In abstract algebra, an algebra (or more generally a magma) is called alternative if the subalgebra generated by any two of its elements is associative.
An equivalent definition is to require, for all x and y in an algebra A, that x(xy) = (xx)y and (xy)y = x(yy). The equivalence of the two definitions is known as Artin's Theorem.
For any two elements x and y in an alternative algebra another simple identity holds: (xy)x = x(yx).
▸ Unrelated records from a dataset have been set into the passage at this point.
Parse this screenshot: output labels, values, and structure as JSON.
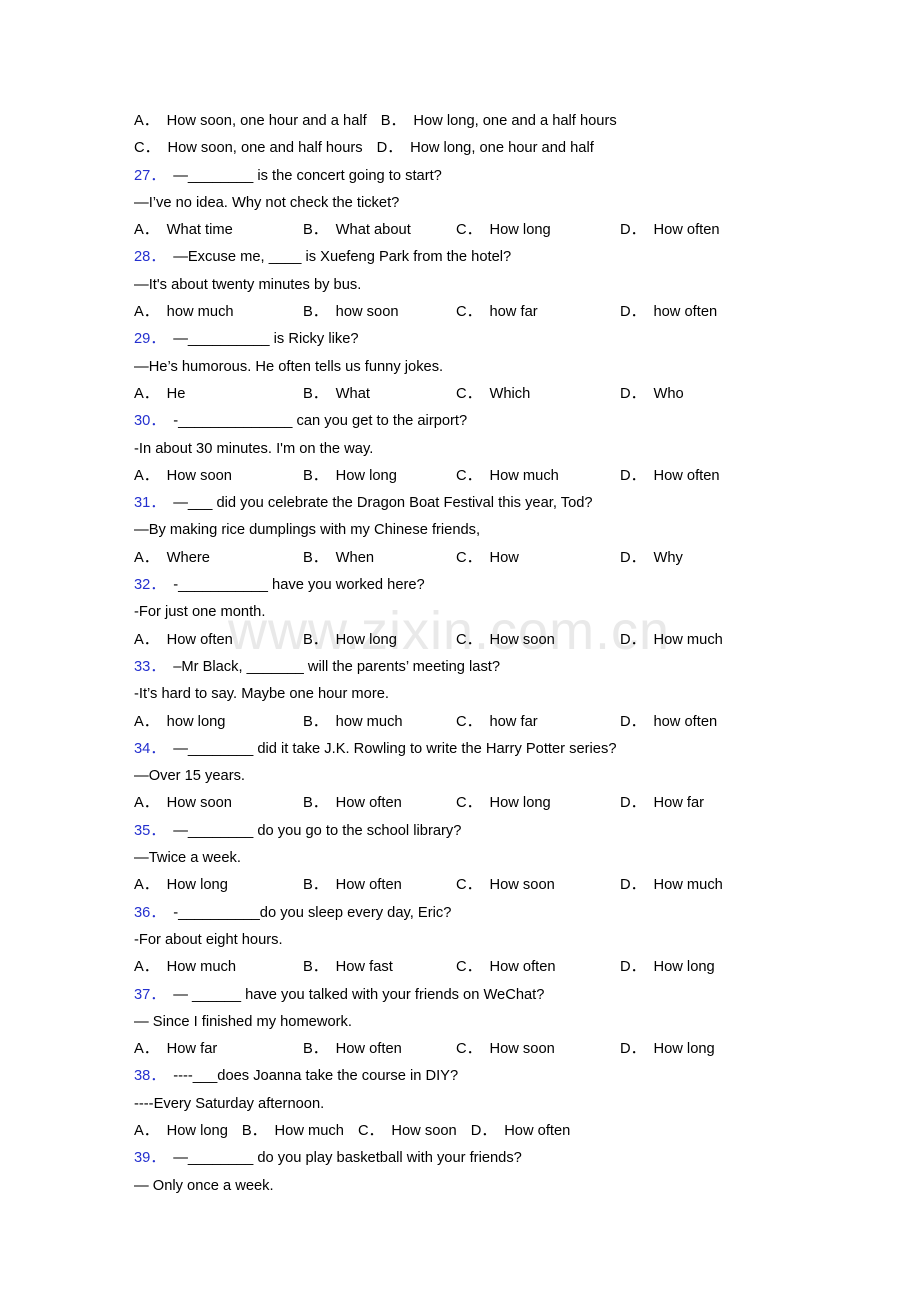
{
  "watermark": {
    "text": "www.zixin.com.cn"
  },
  "accent": {
    "question_number_color": "#2430cf",
    "text_color": "#000000",
    "watermark_color": "#e9e9e9"
  },
  "lines": [
    {
      "kind": "options_inline",
      "name": "options-row-q26",
      "items": [
        {
          "letter": "A．",
          "label": "How soon, one hour and a half"
        },
        {
          "letter": "B．",
          "label": "How long, one and a half hours"
        }
      ]
    },
    {
      "kind": "options_inline",
      "name": "options-row-q26-cd",
      "items": [
        {
          "letter": "C．",
          "label": "How soon, one and half hours"
        },
        {
          "letter": "D．",
          "label": "How long, one hour and half"
        }
      ]
    },
    {
      "kind": "question",
      "name": "question-27",
      "number": "27．",
      "text": "—________ is the concert going to start?"
    },
    {
      "kind": "answer",
      "name": "answer-27",
      "text": "—I’ve no idea. Why not check the ticket?"
    },
    {
      "kind": "options",
      "name": "options-row-27",
      "items": [
        {
          "letter": "A．",
          "label": "What time"
        },
        {
          "letter": "B．",
          "label": "What about"
        },
        {
          "letter": "C．",
          "label": "How long"
        },
        {
          "letter": "D．",
          "label": "How often"
        }
      ]
    },
    {
      "kind": "question",
      "name": "question-28",
      "number": "28．",
      "text": "—Excuse me, ____ is Xuefeng Park from the hotel?"
    },
    {
      "kind": "answer",
      "name": "answer-28",
      "text": "—It's about twenty minutes by bus."
    },
    {
      "kind": "options",
      "name": "options-row-28",
      "items": [
        {
          "letter": "A．",
          "label": "how much"
        },
        {
          "letter": "B．",
          "label": "how soon"
        },
        {
          "letter": "C．",
          "label": "how far"
        },
        {
          "letter": "D．",
          "label": "how often"
        }
      ]
    },
    {
      "kind": "question",
      "name": "question-29",
      "number": "29．",
      "text": "—__________ is Ricky like?"
    },
    {
      "kind": "answer",
      "name": "answer-29",
      "text": "—He’s humorous. He often tells us funny jokes."
    },
    {
      "kind": "options",
      "name": "options-row-29",
      "items": [
        {
          "letter": "A．",
          "label": "He"
        },
        {
          "letter": "B．",
          "label": "What"
        },
        {
          "letter": "C．",
          "label": "Which"
        },
        {
          "letter": "D．",
          "label": "Who"
        }
      ]
    },
    {
      "kind": "question",
      "name": "question-30",
      "number": "30．",
      "text": "-______________ can you get to the airport?"
    },
    {
      "kind": "answer",
      "name": "answer-30",
      "text": "-In about 30 minutes. I'm on the way."
    },
    {
      "kind": "options",
      "name": "options-row-30",
      "items": [
        {
          "letter": "A．",
          "label": "How soon"
        },
        {
          "letter": "B．",
          "label": "How long"
        },
        {
          "letter": "C．",
          "label": "How much"
        },
        {
          "letter": "D．",
          "label": "How often"
        }
      ]
    },
    {
      "kind": "question",
      "name": "question-31",
      "number": "31．",
      "text": "—___ did you celebrate the Dragon Boat Festival this year, Tod?"
    },
    {
      "kind": "answer",
      "name": "answer-31",
      "text": "—By making rice dumplings with my Chinese friends,"
    },
    {
      "kind": "options",
      "name": "options-row-31",
      "items": [
        {
          "letter": "A．",
          "label": "Where"
        },
        {
          "letter": "B．",
          "label": "When"
        },
        {
          "letter": "C．",
          "label": "How"
        },
        {
          "letter": "D．",
          "label": "Why"
        }
      ]
    },
    {
      "kind": "question",
      "name": "question-32",
      "number": "32．",
      "text": "-___________ have you worked here?"
    },
    {
      "kind": "answer",
      "name": "answer-32",
      "text": "-For just one month."
    },
    {
      "kind": "options",
      "name": "options-row-32",
      "items": [
        {
          "letter": "A．",
          "label": "How often"
        },
        {
          "letter": "B．",
          "label": "How long"
        },
        {
          "letter": "C．",
          "label": "How soon"
        },
        {
          "letter": "D．",
          "label": "How much"
        }
      ]
    },
    {
      "kind": "question",
      "name": "question-33",
      "number": "33．",
      "text": "–Mr Black, _______ will the parents’ meeting last?"
    },
    {
      "kind": "answer",
      "name": "answer-33",
      "text": "-It’s hard to say. Maybe one hour more."
    },
    {
      "kind": "options",
      "name": "options-row-33",
      "items": [
        {
          "letter": "A．",
          "label": "how long"
        },
        {
          "letter": "B．",
          "label": "how much"
        },
        {
          "letter": "C．",
          "label": "how far"
        },
        {
          "letter": "D．",
          "label": "how often"
        }
      ]
    },
    {
      "kind": "question",
      "name": "question-34",
      "number": "34．",
      "text": "—________ did it take J.K. Rowling to write the Harry Potter series?"
    },
    {
      "kind": "answer",
      "name": "answer-34",
      "text": "—Over 15 years."
    },
    {
      "kind": "options",
      "name": "options-row-34",
      "items": [
        {
          "letter": "A．",
          "label": "How soon"
        },
        {
          "letter": "B．",
          "label": "How often"
        },
        {
          "letter": "C．",
          "label": "How long"
        },
        {
          "letter": "D．",
          "label": "How far"
        }
      ]
    },
    {
      "kind": "question",
      "name": "question-35",
      "number": "35．",
      "text": "—________ do you go to the school library?"
    },
    {
      "kind": "answer",
      "name": "answer-35",
      "text": "—Twice a week."
    },
    {
      "kind": "options",
      "name": "options-row-35",
      "items": [
        {
          "letter": "A．",
          "label": "How long"
        },
        {
          "letter": "B．",
          "label": "How often"
        },
        {
          "letter": "C．",
          "label": "How soon"
        },
        {
          "letter": "D．",
          "label": "How much"
        }
      ]
    },
    {
      "kind": "question",
      "name": "question-36",
      "number": "36．",
      "text": "-__________do you sleep every day, Eric?"
    },
    {
      "kind": "answer",
      "name": "answer-36",
      "text": "-For about eight hours."
    },
    {
      "kind": "options",
      "name": "options-row-36",
      "items": [
        {
          "letter": "A．",
          "label": "How much"
        },
        {
          "letter": "B．",
          "label": "How fast"
        },
        {
          "letter": "C．",
          "label": "How often"
        },
        {
          "letter": "D．",
          "label": "How long"
        }
      ]
    },
    {
      "kind": "question",
      "name": "question-37",
      "number": "37．",
      "text": "— ______ have you talked with your friends on WeChat?"
    },
    {
      "kind": "answer",
      "name": "answer-37",
      "text": "— Since I finished my homework."
    },
    {
      "kind": "options",
      "name": "options-row-37",
      "items": [
        {
          "letter": "A．",
          "label": "How far"
        },
        {
          "letter": "B．",
          "label": "How often"
        },
        {
          "letter": "C．",
          "label": "How soon"
        },
        {
          "letter": "D．",
          "label": "How long"
        }
      ]
    },
    {
      "kind": "question",
      "name": "question-38",
      "number": "38．",
      "text": "----___does Joanna take the course in DIY?"
    },
    {
      "kind": "answer",
      "name": "answer-38",
      "text": "----Every Saturday afternoon."
    },
    {
      "kind": "options_inline",
      "name": "options-row-38",
      "items": [
        {
          "letter": "A．",
          "label": "How long"
        },
        {
          "letter": "B．",
          "label": "How much"
        },
        {
          "letter": "C．",
          "label": "How soon"
        },
        {
          "letter": "D．",
          "label": "How often"
        }
      ]
    },
    {
      "kind": "question",
      "name": "question-39",
      "number": "39．",
      "text": "—________ do you play basketball with your friends?"
    },
    {
      "kind": "answer",
      "name": "answer-39",
      "text": "— Only once a week."
    }
  ]
}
Alternativity is a condition in-between associativity and power associativity.